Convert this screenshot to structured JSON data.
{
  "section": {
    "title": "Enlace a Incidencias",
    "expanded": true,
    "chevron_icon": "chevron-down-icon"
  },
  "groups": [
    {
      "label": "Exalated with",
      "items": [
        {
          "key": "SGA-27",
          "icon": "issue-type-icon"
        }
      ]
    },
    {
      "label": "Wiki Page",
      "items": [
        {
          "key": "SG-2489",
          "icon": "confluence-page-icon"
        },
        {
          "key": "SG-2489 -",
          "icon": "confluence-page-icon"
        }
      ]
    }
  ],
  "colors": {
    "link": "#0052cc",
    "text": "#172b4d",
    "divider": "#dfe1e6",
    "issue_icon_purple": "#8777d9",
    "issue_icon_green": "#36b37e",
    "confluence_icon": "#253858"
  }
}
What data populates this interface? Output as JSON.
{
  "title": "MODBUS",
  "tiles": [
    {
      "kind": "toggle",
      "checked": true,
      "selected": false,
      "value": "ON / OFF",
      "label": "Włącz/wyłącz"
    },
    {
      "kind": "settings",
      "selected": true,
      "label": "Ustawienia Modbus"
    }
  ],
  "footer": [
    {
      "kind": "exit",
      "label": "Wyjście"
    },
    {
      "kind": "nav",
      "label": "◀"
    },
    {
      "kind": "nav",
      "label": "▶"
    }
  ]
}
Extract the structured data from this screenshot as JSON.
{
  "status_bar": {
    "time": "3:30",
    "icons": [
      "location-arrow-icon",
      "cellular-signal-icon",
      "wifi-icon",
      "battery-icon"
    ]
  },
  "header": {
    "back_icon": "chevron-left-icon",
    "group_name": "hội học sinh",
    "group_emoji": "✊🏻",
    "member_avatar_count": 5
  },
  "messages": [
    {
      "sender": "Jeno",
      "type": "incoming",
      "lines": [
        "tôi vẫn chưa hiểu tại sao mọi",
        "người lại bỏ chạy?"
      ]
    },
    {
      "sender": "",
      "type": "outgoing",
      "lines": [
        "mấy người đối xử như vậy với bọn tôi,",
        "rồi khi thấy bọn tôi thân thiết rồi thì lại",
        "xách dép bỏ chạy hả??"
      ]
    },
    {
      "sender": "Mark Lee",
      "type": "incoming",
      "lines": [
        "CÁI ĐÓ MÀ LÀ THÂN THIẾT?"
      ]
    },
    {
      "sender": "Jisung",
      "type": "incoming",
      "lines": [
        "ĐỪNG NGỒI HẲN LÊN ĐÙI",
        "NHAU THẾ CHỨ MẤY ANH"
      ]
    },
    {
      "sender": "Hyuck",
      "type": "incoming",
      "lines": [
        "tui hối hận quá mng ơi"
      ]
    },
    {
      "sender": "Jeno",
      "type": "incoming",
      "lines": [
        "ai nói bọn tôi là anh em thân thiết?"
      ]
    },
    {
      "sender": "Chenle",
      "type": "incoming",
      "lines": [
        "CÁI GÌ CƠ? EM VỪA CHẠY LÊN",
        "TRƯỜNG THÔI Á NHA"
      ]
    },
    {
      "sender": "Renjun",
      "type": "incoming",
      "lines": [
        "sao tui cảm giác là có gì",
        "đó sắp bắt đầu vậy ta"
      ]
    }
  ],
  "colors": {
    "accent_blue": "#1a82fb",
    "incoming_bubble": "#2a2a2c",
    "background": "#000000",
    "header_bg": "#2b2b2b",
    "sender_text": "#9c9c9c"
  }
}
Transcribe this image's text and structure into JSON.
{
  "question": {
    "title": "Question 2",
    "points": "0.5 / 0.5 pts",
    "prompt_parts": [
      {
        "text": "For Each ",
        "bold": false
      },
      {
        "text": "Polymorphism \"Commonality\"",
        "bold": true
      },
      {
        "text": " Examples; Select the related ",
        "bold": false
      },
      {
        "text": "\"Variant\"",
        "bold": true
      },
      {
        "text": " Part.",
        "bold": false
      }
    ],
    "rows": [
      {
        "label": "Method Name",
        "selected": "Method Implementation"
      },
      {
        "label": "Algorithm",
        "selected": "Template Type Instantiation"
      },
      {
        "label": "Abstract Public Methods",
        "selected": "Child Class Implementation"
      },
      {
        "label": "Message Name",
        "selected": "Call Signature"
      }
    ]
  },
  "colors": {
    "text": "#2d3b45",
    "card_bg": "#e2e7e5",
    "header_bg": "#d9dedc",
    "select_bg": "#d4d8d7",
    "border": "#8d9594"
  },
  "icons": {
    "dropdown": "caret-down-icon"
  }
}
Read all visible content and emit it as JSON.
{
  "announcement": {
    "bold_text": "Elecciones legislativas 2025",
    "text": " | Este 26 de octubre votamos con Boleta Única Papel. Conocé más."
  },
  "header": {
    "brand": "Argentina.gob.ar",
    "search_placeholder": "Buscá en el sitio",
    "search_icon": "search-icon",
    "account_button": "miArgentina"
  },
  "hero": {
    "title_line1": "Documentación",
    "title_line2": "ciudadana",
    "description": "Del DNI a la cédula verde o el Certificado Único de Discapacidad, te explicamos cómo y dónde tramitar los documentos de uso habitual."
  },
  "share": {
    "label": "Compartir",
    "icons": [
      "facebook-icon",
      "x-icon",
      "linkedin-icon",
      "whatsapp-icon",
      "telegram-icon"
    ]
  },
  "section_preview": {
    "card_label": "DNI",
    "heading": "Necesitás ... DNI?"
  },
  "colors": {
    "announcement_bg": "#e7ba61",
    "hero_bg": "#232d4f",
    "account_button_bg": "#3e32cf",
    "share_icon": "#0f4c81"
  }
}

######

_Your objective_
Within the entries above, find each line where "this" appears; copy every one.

_Problem solution_
Convert this screenshot to structured JSON data.
What data populates this interface? Output as JSON.
Extract the structured data from this screenshot as JSON.
Transcribe this image's text and structure into JSON.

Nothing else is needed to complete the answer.